We had a lot of dreams, some of them silly, all part of the private code shared by people who plan to be around for the luxuries of time. One was the tatting center we thought we’d open in western Massachusetts, populated by Border collies and corgis, because we’d be too old to have dogs that were big or unruly. The Border collies would train the corgis, we declared, and the corgis would be what we fondly called the purse dogs. The tatting notion came about during one of our endless conversations about whether we were living our lives correctly— an ongoing dialogue that ranged from the serious (writing, solitude, loneliness) to the mundane (wasted time, the idiocies of urban life, trash TV). “Oh, don’t worry,” I’d said to Caroline one day when she asked if I thought she spent too much time with Law and Order reruns. “Just think—if we were living two hundred years ago, we’d be playing whist, or tatting, instead of watching television, and we’d be worrying about that.” There was a long pause. “What is tatting?” she had asked shyly, as though the old lace-making craft were something of great importance, and so that too became part of the private lexicon —“tatting” was the code word for the time wasters we, and probably everyone else, engaged in.
These were the sort of rag-and-bone markers that came flying back to me, in a high wind of anguish, when she was dying: I remember trying to explain the tatting center to someone who knew us, then realizing how absurd it sounded, and breaking down.
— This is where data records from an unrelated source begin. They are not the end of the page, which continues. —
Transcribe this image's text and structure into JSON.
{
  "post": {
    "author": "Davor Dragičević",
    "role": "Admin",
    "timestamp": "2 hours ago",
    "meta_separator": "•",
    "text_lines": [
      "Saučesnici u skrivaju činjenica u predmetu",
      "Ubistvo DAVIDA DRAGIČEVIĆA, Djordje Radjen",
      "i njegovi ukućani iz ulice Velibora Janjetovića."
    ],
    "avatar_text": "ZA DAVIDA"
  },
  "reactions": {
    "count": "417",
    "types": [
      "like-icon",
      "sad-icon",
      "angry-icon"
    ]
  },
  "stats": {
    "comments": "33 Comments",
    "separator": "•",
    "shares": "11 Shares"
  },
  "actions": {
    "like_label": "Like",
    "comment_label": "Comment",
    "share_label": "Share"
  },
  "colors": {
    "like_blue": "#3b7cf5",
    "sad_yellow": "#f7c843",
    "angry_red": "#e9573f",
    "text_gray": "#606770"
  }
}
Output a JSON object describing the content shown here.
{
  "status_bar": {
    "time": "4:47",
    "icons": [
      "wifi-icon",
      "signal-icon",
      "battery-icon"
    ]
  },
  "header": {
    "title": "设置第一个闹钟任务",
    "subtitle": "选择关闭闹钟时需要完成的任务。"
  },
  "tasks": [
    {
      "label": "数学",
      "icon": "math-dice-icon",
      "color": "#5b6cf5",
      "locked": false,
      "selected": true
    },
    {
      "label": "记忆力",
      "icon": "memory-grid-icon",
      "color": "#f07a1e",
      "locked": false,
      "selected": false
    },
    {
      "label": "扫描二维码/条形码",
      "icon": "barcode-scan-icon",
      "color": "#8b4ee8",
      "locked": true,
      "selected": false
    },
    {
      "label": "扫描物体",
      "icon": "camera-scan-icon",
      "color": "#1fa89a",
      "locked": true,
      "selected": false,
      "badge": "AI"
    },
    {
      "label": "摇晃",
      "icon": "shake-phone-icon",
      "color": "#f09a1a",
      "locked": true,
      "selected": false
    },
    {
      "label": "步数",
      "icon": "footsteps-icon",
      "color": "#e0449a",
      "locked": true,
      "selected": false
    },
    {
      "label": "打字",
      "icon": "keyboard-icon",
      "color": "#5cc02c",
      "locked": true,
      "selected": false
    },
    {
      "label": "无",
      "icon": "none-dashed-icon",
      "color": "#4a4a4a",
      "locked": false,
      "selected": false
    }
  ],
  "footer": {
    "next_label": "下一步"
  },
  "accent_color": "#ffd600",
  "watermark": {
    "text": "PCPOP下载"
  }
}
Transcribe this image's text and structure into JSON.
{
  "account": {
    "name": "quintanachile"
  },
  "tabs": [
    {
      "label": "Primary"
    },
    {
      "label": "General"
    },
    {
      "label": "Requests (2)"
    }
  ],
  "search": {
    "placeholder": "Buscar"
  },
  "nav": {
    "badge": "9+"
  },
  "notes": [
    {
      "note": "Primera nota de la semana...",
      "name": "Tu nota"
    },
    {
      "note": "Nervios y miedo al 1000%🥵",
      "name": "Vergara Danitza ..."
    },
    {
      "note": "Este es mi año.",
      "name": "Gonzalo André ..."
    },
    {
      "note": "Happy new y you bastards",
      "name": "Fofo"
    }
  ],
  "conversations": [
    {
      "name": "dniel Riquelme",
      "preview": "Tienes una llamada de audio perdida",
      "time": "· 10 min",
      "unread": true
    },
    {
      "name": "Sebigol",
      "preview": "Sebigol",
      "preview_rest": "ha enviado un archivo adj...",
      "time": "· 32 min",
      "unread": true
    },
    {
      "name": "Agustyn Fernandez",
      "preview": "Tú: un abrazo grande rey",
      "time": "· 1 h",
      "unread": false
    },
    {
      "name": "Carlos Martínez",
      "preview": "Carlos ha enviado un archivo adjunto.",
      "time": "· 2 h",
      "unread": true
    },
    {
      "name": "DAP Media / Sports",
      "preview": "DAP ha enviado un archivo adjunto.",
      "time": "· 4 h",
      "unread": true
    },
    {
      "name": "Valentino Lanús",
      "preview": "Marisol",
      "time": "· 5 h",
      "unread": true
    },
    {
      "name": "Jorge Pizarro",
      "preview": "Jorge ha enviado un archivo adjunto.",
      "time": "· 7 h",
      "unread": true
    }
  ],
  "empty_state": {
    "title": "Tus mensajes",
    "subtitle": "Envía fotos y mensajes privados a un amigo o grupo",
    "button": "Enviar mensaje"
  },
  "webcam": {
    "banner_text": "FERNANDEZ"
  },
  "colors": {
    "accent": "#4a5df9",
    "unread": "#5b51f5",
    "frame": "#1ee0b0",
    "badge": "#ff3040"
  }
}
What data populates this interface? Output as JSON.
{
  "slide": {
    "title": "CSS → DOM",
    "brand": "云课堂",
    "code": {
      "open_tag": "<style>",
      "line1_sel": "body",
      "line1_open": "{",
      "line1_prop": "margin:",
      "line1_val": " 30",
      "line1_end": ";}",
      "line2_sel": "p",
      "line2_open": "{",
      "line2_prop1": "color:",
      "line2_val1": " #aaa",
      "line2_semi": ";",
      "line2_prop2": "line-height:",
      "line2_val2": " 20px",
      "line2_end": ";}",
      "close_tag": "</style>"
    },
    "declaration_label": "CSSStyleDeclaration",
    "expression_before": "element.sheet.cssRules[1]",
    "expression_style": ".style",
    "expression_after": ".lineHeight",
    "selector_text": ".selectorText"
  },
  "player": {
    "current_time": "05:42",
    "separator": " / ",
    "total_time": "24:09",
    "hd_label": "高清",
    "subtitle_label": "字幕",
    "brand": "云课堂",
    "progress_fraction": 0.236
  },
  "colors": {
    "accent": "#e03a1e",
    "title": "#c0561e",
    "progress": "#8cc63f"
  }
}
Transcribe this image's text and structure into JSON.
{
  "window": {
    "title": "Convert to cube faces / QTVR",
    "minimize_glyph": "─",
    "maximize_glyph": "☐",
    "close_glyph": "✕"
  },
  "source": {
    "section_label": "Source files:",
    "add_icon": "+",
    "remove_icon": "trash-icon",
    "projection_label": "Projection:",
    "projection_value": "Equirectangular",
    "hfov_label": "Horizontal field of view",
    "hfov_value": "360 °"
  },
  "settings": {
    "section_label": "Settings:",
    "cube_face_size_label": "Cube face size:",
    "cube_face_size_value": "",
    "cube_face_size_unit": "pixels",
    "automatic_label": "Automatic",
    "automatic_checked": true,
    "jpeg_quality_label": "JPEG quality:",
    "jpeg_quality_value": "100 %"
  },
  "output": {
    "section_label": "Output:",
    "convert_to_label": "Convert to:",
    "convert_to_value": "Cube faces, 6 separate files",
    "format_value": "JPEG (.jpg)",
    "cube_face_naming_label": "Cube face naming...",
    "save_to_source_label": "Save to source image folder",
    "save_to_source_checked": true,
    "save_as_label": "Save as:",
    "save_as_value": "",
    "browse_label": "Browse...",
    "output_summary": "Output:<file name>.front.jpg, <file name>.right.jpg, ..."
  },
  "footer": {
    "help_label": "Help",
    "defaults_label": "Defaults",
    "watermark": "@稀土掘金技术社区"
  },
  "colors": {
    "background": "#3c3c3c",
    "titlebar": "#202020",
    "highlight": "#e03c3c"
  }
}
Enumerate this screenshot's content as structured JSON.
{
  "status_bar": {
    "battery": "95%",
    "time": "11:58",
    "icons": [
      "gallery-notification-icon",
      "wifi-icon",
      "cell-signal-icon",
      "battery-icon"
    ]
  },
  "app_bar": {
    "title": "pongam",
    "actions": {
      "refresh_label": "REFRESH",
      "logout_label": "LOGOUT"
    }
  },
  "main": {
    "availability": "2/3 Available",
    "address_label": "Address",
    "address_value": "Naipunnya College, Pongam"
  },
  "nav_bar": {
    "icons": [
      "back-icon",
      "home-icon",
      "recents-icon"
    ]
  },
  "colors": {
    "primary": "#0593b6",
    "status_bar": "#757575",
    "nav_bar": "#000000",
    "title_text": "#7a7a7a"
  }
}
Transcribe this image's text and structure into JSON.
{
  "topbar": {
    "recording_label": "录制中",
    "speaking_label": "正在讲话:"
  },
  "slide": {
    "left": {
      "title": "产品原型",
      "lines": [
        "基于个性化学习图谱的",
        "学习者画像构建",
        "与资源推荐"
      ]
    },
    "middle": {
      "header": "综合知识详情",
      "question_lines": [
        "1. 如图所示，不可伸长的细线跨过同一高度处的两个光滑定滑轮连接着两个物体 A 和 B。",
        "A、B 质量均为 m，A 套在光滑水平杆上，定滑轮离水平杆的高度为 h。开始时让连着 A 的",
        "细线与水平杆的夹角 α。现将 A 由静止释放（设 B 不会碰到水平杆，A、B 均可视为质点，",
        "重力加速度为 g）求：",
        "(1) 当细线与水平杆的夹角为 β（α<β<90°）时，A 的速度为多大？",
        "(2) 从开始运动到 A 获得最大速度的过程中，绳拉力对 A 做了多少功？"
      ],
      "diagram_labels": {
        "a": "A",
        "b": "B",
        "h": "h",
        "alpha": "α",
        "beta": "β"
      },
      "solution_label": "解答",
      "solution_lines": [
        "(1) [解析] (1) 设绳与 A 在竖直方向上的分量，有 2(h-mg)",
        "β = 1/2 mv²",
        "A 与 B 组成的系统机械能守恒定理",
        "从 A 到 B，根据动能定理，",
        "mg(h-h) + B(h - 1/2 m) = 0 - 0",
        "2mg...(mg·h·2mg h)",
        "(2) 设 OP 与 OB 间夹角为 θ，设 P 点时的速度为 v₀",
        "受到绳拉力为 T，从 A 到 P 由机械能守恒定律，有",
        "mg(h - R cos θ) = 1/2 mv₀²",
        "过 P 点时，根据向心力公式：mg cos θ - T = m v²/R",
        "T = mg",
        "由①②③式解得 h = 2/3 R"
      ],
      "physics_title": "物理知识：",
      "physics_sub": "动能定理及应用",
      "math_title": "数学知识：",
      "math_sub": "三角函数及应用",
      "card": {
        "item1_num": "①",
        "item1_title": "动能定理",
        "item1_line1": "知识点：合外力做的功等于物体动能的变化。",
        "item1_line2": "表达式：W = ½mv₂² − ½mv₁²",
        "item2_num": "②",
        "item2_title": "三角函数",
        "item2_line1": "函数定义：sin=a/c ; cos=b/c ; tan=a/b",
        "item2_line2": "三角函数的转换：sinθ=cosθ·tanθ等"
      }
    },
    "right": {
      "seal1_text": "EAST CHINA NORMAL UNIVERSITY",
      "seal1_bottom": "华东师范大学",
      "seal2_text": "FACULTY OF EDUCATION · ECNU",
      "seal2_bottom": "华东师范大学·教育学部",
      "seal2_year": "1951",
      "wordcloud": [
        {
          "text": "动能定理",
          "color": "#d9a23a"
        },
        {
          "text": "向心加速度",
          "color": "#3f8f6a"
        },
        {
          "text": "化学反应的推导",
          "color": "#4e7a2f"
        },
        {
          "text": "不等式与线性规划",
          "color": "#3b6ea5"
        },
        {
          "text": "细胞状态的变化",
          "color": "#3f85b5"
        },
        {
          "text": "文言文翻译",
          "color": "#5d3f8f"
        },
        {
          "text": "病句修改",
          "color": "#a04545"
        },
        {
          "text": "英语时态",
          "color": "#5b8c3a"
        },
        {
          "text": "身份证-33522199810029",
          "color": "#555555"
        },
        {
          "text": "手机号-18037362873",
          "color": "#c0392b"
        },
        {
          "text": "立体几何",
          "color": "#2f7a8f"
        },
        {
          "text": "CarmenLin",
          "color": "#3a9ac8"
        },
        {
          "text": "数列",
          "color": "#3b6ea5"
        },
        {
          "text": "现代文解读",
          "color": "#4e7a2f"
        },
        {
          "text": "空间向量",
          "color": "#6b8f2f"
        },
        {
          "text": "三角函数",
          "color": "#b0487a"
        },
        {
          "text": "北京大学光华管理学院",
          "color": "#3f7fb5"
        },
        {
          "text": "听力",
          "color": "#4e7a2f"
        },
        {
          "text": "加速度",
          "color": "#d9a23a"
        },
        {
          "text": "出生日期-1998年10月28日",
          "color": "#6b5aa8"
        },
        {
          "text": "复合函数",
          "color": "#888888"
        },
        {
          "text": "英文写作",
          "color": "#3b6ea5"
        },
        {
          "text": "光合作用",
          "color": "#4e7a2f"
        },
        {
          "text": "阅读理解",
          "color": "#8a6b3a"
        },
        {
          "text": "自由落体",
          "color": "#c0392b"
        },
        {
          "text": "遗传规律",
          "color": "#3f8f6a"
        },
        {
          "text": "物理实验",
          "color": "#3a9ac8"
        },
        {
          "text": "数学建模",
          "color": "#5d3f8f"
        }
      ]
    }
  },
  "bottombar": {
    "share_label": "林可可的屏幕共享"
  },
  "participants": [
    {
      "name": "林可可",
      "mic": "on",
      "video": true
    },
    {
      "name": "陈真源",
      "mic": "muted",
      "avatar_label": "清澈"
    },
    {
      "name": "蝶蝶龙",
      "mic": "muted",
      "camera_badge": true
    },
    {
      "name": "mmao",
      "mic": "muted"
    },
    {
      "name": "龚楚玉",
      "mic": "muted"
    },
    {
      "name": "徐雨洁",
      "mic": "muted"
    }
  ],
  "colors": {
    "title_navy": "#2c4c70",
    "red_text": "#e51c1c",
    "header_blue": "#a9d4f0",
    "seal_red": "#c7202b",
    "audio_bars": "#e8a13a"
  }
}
Of course no one would understand the tatting center; like most codes of intimacy, it resisted translation. Part of what made it funny was that it was ours alone.
One of the things we loved about rowing was its near mystical beauty— the strokes cresting across the water, the shimmering quiet of the row itself. Days after her death, I dreamed that the two of us were standing together in a dark boathouse, its only light source a line of incandescent blue sculls that hung above us like a wash of constellations. In the dream I knew she was dead, and I reached out for her and said, “But you’re coming back, right?” She smiled but shook her head; her face was a well of sadness.